Erosion of Subscription Video is About 1% a Year
The strategic problem faced by traditional video subscription services is not that massive customer desertion is happening now. In fact, attrition, though real, is rather low at the moment.
According to The Diffusion Group, nearly 88 percent of all adult broadband Internet access users in the United States subscribe to a cable, satellite, or telco-TV service.
“The notion that we’re on the edge of a ‘mass exodus’ from incumbent pay-TV services to online substitutes is not supported by the data,” says Michael Greeson, co-founder of TDG and director of research.
The longer term problem is that younger consumers do not seem to buy the product as heavily as older consumers. And unless that changes, trouble lies ahead.
For example, TV subscription rates among those 25 to 34 are 82 percent, and 85 percent among those 18 to 24.
Note that the TDG metric is adoption of subscription TV among “broadband households.”
Of course, since household adoption of broadband Internet access is itself a percentage of all occupied U.S. homes, the adoption of video entertainment services as a percentage of all occupied U.S. homes might be lower than 88 percent.
U.S. broadband penetration is estimated at 78 percent of U.S. homes. If 88 percent of those homes buy a video service, then video penetration hypothetically (some homes buy video service but not broadband or dial-up access) could be as low as 69 percent.
Nobody believes video subscription rates are that low, estimating that more than 102 million U.S. homes actually buy a subscription.
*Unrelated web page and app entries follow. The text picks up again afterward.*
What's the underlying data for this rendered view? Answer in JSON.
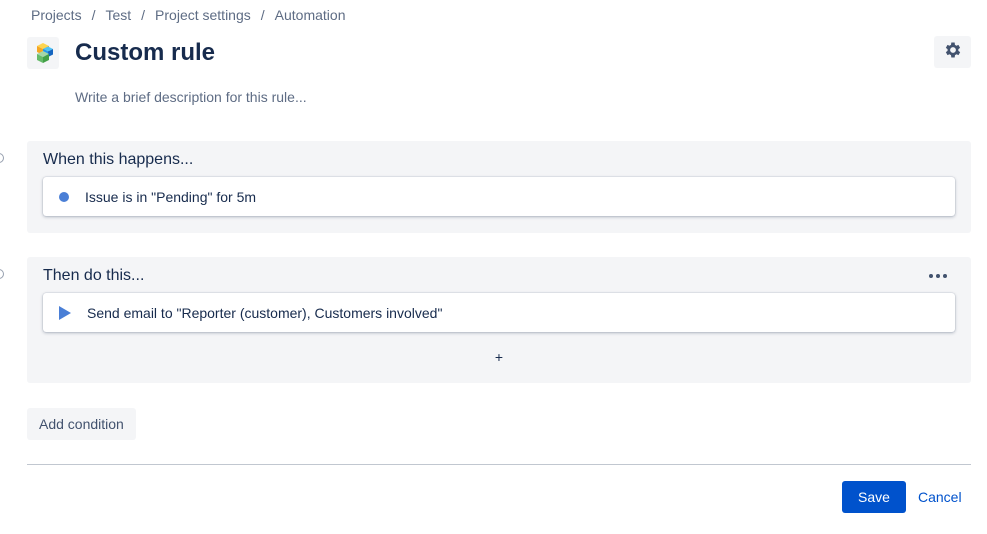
{
  "breadcrumb": {
    "items": [
      "Projects",
      "Test",
      "Project settings",
      "Automation"
    ],
    "separator": "/"
  },
  "header": {
    "title": "Custom rule",
    "description_placeholder": "Write a brief description for this rule...",
    "app_icon": "stacked-cubes-icon",
    "settings_icon": "gear-icon"
  },
  "trigger": {
    "heading": "When this happens...",
    "item": "Issue is in \"Pending\" for 5m",
    "item_icon": "dot-icon"
  },
  "actions": {
    "heading": "Then do this...",
    "item": "Send email to \"Reporter (customer), Customers involved\"",
    "item_icon": "play-icon",
    "more_icon": "ellipsis-icon",
    "add_label": "+"
  },
  "buttons": {
    "add_condition": "Add condition",
    "save": "Save",
    "cancel": "Cancel"
  },
  "colors": {
    "primary": "#0052cc",
    "panel_bg": "#f4f5f7",
    "text": "#172b4d",
    "subtle": "#5e6c84",
    "accent": "#4a7fd6"
  }
}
That compares to about 115.6 million TV households altogether, including homes that only watch over the air TV.
If there are about 130 million occupied homes, that implies video subsription penetration of about 78 percent, oddly enough the same penetration rate as broadband.